The Story of the Last Ice Age People of Europe
Have you ever wondered about our human predecessors? In Cro-Magnon, Trenton Holliday teaches us all about the history of the Cro-Magnons—the first anatomically modern humans indistinguishable from humans today. Highlighting the ways the Cro-Magnons dealt with the Earth’s postglacial warming 12,000 years ago, this book offers lasting lessons about human resilience in light of rapidly changing climate conditions. Through careful examination of these fascinating ancient people from anthropological, archaeological, genetic, and geological perspectives, Holliday presents an extensive, well-researched history of the Cro-Magnons. Read this blog post by Trenton Holliday where he disputes the notion that Cro-Magnons were intellectually superior to Neandertals
Perspectives on Our Evolution from World Experts
Edited by Sergio Almécija
The question of what it means to be human has plagued us for centuries. In Humans, Sergio Almécija embarks on a quest to understand the significance of human evolution by seeking out the perspectives of prominent figures in the fields of paleontology, primatology, archaeology, genetics, and more.
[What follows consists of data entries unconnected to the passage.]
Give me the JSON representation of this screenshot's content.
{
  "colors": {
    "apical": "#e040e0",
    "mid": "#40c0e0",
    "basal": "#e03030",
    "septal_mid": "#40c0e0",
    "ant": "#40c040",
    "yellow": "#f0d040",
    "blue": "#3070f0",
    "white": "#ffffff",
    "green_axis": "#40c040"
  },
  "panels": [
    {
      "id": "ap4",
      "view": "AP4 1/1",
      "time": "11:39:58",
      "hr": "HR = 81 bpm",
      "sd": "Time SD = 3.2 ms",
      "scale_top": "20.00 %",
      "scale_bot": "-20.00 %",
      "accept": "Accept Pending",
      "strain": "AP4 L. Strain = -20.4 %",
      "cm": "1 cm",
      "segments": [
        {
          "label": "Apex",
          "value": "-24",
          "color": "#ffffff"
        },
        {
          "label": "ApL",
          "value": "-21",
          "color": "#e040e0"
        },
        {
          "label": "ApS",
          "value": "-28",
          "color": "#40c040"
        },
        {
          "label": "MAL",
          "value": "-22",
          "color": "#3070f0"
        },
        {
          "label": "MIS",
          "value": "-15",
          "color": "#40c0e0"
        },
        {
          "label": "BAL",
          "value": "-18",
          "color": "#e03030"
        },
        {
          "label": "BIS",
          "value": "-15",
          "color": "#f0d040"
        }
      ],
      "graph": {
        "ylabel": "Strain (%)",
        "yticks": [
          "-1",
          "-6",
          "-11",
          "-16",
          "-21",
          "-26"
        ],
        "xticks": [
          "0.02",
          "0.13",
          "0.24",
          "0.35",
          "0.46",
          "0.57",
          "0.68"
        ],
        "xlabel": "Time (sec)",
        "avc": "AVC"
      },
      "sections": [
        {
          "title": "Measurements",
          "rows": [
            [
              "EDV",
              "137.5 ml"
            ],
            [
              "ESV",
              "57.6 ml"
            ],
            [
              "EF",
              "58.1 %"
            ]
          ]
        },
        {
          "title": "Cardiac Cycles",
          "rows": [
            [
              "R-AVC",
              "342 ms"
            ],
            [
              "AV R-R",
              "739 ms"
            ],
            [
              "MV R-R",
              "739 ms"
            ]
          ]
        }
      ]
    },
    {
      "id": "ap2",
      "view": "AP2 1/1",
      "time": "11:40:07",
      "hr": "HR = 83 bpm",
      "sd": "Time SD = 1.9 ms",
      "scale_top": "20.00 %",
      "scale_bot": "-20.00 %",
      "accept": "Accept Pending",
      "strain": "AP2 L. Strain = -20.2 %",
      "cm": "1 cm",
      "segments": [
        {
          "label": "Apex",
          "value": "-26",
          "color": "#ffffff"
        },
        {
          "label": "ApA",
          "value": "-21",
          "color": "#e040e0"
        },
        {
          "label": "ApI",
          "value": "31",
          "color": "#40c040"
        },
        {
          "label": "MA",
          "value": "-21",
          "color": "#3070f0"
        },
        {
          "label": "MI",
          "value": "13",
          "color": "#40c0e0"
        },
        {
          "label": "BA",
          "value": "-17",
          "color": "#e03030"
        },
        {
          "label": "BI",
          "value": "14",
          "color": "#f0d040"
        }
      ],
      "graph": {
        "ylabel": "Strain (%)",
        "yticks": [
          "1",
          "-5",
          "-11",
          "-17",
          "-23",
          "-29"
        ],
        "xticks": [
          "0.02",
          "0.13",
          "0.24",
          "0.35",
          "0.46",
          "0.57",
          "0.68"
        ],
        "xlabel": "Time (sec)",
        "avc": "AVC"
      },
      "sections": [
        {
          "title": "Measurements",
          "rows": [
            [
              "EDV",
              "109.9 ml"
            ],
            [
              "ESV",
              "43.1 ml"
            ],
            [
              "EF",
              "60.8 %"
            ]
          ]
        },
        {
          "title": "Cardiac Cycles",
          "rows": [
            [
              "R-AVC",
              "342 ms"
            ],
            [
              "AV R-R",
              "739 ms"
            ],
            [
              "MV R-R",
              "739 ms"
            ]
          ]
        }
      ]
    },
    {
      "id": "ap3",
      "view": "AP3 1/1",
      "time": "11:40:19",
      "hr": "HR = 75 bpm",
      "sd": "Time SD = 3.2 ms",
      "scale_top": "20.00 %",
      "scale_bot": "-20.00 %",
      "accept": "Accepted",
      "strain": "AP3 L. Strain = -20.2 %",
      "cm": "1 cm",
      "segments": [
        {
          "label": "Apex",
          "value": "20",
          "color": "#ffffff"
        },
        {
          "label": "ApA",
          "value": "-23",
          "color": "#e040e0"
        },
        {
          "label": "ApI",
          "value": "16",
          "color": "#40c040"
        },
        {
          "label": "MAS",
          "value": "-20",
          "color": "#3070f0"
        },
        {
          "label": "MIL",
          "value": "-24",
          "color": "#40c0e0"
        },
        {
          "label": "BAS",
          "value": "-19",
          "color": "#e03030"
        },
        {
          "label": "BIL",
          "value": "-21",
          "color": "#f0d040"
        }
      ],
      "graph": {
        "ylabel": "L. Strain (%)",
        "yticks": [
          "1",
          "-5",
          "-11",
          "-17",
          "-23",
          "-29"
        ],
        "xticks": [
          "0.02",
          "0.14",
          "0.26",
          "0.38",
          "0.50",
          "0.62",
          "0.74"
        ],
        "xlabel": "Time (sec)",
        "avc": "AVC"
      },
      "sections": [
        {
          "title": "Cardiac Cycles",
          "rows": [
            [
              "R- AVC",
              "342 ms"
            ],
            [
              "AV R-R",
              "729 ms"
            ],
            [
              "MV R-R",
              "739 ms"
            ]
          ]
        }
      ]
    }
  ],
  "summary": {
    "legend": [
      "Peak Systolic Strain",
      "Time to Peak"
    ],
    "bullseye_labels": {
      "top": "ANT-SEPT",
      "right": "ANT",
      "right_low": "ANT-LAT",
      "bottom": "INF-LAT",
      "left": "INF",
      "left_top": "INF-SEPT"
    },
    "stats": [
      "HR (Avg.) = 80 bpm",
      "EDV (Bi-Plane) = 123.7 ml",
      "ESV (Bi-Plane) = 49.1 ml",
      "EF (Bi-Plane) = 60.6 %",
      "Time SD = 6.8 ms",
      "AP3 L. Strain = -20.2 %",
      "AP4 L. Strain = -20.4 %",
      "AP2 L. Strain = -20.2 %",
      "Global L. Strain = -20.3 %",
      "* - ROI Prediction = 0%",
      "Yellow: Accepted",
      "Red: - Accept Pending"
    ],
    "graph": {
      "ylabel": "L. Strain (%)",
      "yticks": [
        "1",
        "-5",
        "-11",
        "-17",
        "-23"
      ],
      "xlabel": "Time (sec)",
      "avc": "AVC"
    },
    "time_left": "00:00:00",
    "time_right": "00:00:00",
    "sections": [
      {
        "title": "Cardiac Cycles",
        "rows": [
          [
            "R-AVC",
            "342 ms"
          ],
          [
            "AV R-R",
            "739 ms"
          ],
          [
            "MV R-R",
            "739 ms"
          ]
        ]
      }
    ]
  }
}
Delving into their personal lives, professional work, and the philosophical implications of our evolutionary journey, these experts come together to offer a stimulating and relatable examination of human evolution. This book provides a thought-provoking exploration of human nature and the potential trajectory of our future. Its cross-disciplinary approach presents a refreshing narrative that invites us to consider the tapestry of our origins and existence. Check out this interview with Sergio Almécija about Humans, where he discusses the process of developing his book.
Islands Deep in Time
Ancient Landscapes Lost and Found
Markes E. Johnson
Islands Deep in Time explores the largely unknown ancient islands, the remnants of which can be seen across the world, from southern Wisconsin to the Yellow Sea. Geologist Markes E. Johnson invites readers to embark on a captivating journey through time, as he explores the remains of ancient islands. With an extensive global itinerary, Johnson reveals the remnants of past landscapes, both above and below the current waterlines, illustrating how the present preserves the past. Through the discovery of prehistoric ecosystems, he sheds light on the complexities of island environments while emphasizing the crucial importance of protecting these remarkable sites. Read this blog post by Markes E. Johnson where he where he discusses bird watching through El Niño, and this one where he tells a story about the sighting of a Cambrian island from the Grand Canyon.